Depending on your symptoms, your doctor may recommend that you switch between forms of Imitrex. For example, if your migraine returns after your first Imitrex injection, your doctor may have you take single Imitrex tablets. This could be up to 100 mg per day, with a space of at least 2 hours between tablet doses.
For cluster headaches specifically, only the injection form of Imitrex is used.
Talk with your doctor about which forms of Imitrex may be the best fit for you. And be sure to follow the dosing instructions from your doctor. You should not switch medications or change your dosage without first speaking with your doctor.Tanya Kertsman, PharmDAnswers represent the opinions of our medical experts. All content is strictly informational and should not be considered medical advice.
Disclaimer: Healthline has made every effort to make certain that all information is factually correct, comprehensive, and up to date. However, this article should not be used as a substitute for the knowledge and expertise of a licensed healthcare professional. You should always consult your doctor or another healthcare professional before taking any medication. The drug information contained herein is subject to change and is not intended to cover all possible uses, directions, precautions, warnings, drug interactions, allergic reactions, or adverse effects.
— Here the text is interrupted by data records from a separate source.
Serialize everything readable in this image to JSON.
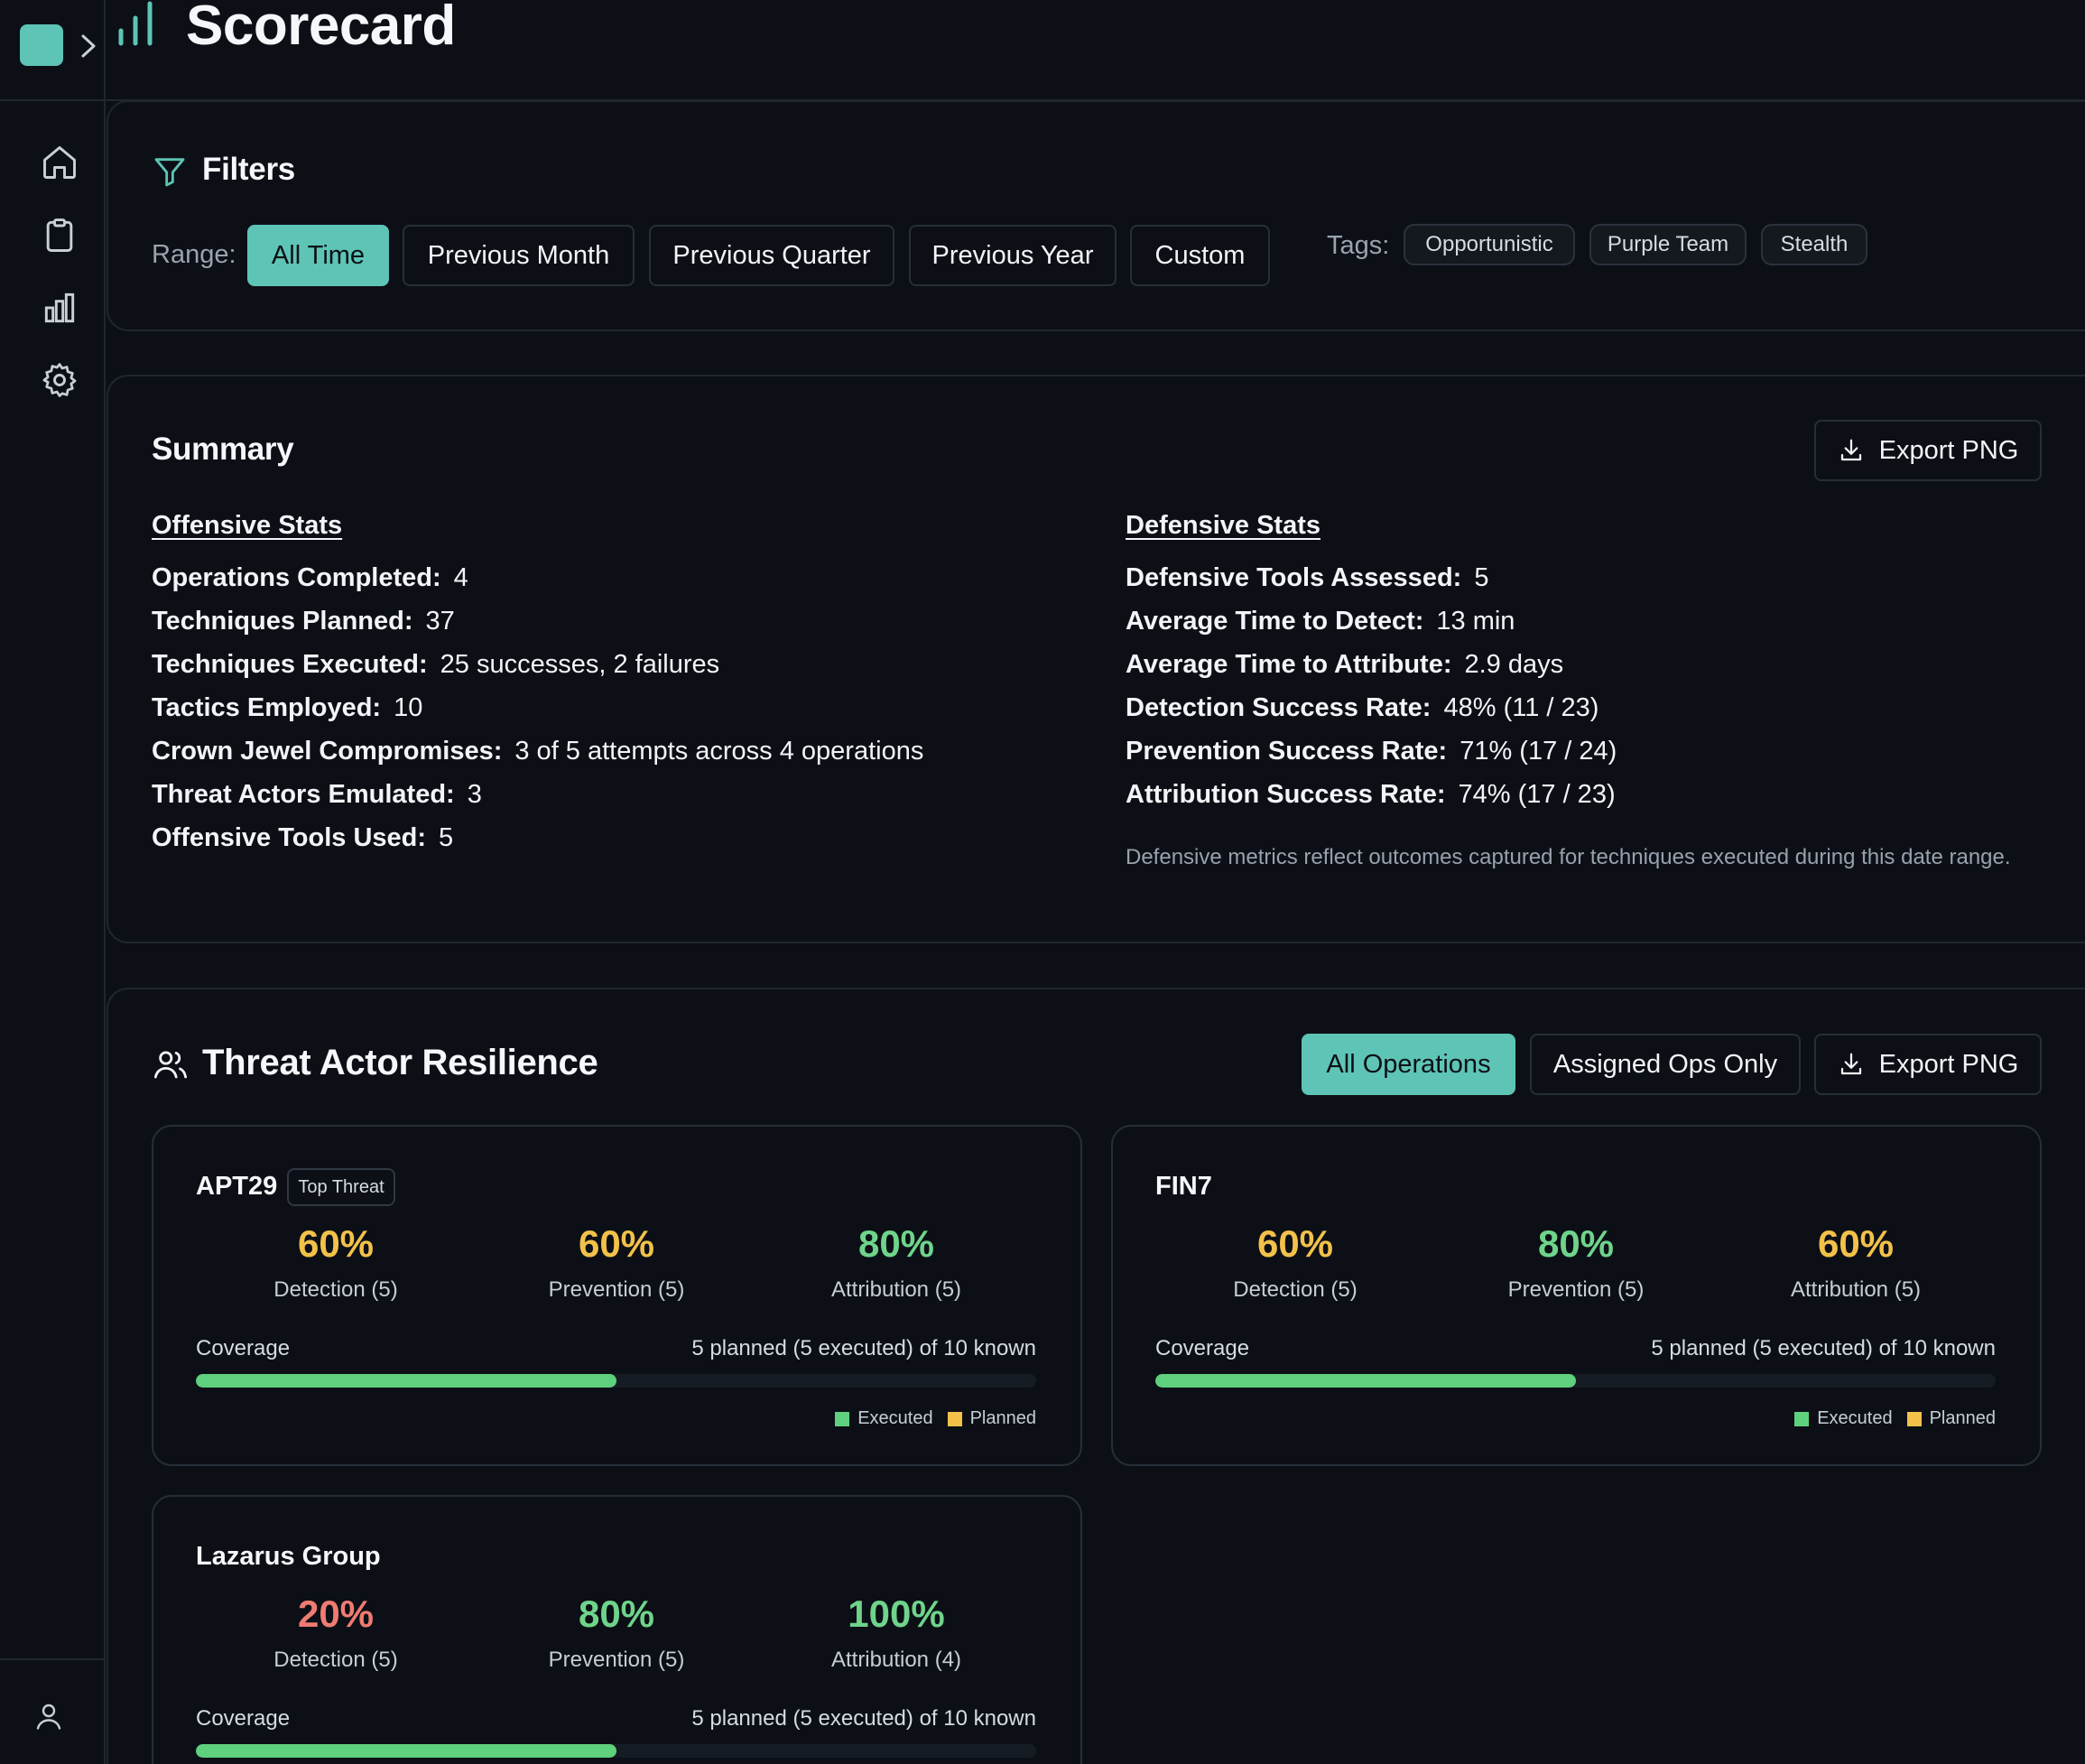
{
  "app": {
    "title": "Scorecard",
    "accent_color": "#5ec4b6",
    "nav": [
      {
        "name": "home",
        "icon": "home-icon"
      },
      {
        "name": "operations",
        "icon": "clipboard-icon"
      },
      {
        "name": "scorecard",
        "icon": "bar-chart-icon"
      },
      {
        "name": "settings",
        "icon": "gear-icon"
      }
    ],
    "user_icon": "user-icon"
  },
  "filters": {
    "title": "Filters",
    "range_label": "Range:",
    "ranges": [
      "All Time",
      "Previous Month",
      "Previous Quarter",
      "Previous Year",
      "Custom"
    ],
    "selected_range": "All Time",
    "tags_label": "Tags:",
    "tags": [
      "Opportunistic",
      "Purple Team",
      "Stealth"
    ]
  },
  "summary": {
    "title": "Summary",
    "export_label": "Export PNG",
    "offensive": {
      "heading": "Offensive Stats",
      "rows": [
        {
          "label": "Operations Completed:",
          "value": "4"
        },
        {
          "label": "Techniques Planned:",
          "value": "37"
        },
        {
          "label": "Techniques Executed:",
          "value": "25 successes, 2 failures"
        },
        {
          "label": "Tactics Employed:",
          "value": "10"
        },
        {
          "label": "Crown Jewel Compromises:",
          "value": "3 of 5 attempts across 4 operations"
        },
        {
          "label": "Threat Actors Emulated:",
          "value": "3"
        },
        {
          "label": "Offensive Tools Used:",
          "value": "5"
        }
      ]
    },
    "defensive": {
      "heading": "Defensive Stats",
      "rows": [
        {
          "label": "Defensive Tools Assessed:",
          "value": "5"
        },
        {
          "label": "Average Time to Detect:",
          "value": "13 min"
        },
        {
          "label": "Average Time to Attribute:",
          "value": "2.9 days"
        },
        {
          "label": "Detection Success Rate:",
          "value": "48% (11 / 23)"
        },
        {
          "label": "Prevention Success Rate:",
          "value": "71% (17 / 24)"
        },
        {
          "label": "Attribution Success Rate:",
          "value": "74% (17 / 23)"
        }
      ],
      "note": "Defensive metrics reflect outcomes captured for techniques executed during this date range."
    }
  },
  "resilience": {
    "title": "Threat Actor Resilience",
    "toggle": [
      "All Operations",
      "Assigned Ops Only"
    ],
    "selected_toggle": "All Operations",
    "export_label": "Export PNG",
    "coverage_label": "Coverage",
    "legend": {
      "executed": "Executed",
      "planned": "Planned",
      "executed_color": "#5fd07d",
      "planned_color": "#f3c14a"
    },
    "actors": [
      {
        "name": "APT29",
        "badge": "Top Threat",
        "metrics": [
          {
            "value": "60%",
            "label": "Detection (5)",
            "color": "yellow"
          },
          {
            "value": "60%",
            "label": "Prevention (5)",
            "color": "yellow"
          },
          {
            "value": "80%",
            "label": "Attribution (5)",
            "color": "green"
          }
        ],
        "coverage_text": "5 planned (5 executed) of 10 known",
        "executed_fraction": 0.5
      },
      {
        "name": "FIN7",
        "badge": "",
        "metrics": [
          {
            "value": "60%",
            "label": "Detection (5)",
            "color": "yellow"
          },
          {
            "value": "80%",
            "label": "Prevention (5)",
            "color": "green"
          },
          {
            "value": "60%",
            "label": "Attribution (5)",
            "color": "yellow"
          }
        ],
        "coverage_text": "5 planned (5 executed) of 10 known",
        "executed_fraction": 0.5
      },
      {
        "name": "Lazarus Group",
        "badge": "",
        "metrics": [
          {
            "value": "20%",
            "label": "Detection (5)",
            "color": "red"
          },
          {
            "value": "80%",
            "label": "Prevention (5)",
            "color": "green"
          },
          {
            "value": "100%",
            "label": "Attribution (4)",
            "color": "green"
          }
        ],
        "coverage_text": "5 planned (5 executed) of 10 known",
        "executed_fraction": 0.5
      }
    ]
  }
}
The absence of warnings or other information for a given drug does not indicate that the drug or drug combination is safe, effective, or appropriate for all patients or all specific uses.